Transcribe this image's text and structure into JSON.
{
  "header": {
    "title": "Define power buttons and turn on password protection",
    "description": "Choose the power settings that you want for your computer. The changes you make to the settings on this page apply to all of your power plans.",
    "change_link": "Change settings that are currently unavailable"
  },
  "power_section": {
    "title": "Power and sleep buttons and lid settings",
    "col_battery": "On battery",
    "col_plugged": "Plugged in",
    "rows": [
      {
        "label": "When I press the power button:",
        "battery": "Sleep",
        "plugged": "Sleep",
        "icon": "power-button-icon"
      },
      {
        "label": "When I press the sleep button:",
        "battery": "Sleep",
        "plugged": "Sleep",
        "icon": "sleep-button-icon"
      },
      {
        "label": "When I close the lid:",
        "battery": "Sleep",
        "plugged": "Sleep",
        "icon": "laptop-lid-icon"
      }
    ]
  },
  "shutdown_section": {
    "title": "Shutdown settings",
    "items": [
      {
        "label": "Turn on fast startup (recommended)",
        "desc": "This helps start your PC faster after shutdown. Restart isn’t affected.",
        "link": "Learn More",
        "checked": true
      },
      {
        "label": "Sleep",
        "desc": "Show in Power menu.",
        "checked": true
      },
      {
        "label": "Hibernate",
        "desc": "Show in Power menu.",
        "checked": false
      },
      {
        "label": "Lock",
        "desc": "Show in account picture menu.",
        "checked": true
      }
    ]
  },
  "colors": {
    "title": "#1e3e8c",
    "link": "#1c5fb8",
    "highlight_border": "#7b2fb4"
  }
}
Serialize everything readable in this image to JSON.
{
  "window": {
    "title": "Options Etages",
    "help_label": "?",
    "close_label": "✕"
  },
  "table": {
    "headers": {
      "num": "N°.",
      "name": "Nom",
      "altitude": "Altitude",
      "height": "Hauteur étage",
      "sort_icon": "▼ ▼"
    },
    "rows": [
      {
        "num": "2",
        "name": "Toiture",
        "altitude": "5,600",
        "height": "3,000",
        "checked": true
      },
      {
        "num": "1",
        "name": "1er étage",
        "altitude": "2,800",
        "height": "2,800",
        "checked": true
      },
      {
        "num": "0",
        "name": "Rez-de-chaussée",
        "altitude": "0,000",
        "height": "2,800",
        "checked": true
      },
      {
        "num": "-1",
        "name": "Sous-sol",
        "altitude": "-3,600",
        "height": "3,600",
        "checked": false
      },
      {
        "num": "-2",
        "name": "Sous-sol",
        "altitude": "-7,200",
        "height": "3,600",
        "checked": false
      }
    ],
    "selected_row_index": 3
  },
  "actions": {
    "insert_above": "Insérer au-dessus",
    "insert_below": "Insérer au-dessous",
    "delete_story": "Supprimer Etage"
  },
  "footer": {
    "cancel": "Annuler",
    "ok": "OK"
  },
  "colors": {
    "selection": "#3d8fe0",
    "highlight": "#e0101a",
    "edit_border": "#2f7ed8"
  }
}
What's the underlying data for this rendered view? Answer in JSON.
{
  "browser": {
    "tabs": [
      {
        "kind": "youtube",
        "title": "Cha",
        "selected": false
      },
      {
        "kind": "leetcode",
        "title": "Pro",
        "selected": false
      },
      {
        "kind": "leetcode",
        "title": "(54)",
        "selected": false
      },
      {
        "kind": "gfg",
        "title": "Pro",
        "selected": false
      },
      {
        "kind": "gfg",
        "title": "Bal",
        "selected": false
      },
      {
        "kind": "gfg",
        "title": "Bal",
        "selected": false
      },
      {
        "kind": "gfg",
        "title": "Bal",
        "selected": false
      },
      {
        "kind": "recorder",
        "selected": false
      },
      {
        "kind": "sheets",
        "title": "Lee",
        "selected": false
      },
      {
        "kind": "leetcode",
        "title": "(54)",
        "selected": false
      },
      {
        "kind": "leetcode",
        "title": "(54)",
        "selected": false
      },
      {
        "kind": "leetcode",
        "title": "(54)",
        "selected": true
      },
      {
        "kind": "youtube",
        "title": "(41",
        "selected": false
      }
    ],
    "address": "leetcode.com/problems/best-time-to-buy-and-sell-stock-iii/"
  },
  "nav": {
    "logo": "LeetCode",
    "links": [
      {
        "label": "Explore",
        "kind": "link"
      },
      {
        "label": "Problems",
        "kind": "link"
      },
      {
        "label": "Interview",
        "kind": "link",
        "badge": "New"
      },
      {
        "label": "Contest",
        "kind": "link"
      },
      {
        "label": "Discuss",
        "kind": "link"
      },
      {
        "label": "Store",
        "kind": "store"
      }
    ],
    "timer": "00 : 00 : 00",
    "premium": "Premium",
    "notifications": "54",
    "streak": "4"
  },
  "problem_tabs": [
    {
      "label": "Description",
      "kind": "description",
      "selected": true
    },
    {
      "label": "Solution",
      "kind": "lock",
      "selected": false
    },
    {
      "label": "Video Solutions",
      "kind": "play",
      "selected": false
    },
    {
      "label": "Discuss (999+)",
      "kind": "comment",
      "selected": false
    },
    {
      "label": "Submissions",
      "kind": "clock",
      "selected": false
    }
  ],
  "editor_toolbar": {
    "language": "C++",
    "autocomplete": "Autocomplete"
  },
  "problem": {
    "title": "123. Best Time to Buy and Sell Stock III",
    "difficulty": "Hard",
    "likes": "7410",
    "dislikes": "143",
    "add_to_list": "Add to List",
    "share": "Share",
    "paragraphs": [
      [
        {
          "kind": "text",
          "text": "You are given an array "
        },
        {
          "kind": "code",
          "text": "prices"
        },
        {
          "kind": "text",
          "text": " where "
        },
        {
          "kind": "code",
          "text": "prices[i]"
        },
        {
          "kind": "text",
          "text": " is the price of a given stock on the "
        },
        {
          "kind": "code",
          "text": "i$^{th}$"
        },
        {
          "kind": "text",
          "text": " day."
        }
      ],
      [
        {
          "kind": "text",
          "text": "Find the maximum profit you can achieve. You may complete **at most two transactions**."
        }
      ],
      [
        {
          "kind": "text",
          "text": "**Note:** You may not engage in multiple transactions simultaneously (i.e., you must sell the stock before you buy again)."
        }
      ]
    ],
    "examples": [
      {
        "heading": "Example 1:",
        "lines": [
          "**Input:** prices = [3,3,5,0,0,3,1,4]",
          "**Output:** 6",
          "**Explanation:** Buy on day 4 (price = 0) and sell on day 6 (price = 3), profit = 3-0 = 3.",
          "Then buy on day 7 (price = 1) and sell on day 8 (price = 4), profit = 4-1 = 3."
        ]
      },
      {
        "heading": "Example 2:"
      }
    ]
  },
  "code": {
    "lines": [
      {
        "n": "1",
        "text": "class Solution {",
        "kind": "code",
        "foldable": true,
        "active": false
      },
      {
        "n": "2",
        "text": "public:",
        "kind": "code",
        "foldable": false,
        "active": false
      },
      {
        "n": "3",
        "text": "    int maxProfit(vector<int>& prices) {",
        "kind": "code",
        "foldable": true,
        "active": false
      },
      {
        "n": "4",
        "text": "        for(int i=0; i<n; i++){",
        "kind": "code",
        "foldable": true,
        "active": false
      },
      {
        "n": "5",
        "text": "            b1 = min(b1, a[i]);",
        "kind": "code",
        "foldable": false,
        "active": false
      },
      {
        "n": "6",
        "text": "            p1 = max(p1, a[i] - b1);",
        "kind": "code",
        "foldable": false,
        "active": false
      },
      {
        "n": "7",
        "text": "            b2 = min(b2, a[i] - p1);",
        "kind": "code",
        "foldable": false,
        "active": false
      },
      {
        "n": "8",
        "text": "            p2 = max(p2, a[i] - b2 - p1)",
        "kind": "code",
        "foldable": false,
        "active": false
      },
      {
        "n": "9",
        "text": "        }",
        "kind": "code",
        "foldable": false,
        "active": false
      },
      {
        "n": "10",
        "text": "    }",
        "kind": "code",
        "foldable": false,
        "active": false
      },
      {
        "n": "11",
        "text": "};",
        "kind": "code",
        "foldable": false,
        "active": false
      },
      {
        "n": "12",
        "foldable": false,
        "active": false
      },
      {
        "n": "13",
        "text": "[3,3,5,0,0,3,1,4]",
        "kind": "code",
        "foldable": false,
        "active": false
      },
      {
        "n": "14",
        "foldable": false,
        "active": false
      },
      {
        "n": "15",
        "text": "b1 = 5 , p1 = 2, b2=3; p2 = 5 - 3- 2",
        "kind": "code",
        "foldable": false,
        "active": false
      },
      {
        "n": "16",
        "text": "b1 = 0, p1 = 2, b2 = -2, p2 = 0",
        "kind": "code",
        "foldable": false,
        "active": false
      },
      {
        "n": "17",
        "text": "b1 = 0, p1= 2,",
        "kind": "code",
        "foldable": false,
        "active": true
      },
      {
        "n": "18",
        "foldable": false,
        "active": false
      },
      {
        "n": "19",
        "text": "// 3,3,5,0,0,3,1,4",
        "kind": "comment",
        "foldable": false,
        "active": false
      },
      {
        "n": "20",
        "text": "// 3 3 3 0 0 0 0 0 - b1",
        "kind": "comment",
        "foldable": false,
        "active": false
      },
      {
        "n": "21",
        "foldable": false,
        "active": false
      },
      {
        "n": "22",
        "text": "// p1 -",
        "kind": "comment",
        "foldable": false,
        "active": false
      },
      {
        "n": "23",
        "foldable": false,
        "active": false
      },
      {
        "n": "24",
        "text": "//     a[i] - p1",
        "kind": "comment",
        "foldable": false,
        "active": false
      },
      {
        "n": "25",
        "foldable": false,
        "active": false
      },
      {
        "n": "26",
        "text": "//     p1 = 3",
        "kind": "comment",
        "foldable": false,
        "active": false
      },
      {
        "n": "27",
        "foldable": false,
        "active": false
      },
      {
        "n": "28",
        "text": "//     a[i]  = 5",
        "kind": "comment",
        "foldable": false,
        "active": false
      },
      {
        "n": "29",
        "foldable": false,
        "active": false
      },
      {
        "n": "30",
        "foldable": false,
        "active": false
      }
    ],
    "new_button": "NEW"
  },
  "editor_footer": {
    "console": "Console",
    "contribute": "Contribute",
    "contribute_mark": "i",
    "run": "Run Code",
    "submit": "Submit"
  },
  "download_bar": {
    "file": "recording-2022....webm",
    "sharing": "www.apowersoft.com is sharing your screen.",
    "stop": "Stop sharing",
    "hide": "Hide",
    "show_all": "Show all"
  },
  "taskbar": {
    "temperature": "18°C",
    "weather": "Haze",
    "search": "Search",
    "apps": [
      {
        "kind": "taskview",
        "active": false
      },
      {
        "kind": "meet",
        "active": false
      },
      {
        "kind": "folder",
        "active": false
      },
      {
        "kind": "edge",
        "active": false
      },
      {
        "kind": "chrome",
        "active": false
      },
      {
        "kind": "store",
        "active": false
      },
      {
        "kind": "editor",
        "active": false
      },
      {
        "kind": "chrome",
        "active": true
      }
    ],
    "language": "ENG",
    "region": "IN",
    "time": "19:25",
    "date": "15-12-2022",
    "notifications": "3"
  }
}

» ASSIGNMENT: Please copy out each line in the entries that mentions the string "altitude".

» RESPONSE TO THIS TASK:
      "altitude": "Altitude",
        "altitude": "5,600",
        "altitude": "2,800",
        "altitude": "0,000",
        "altitude": "-3,600",
        "altitude": "-7,200",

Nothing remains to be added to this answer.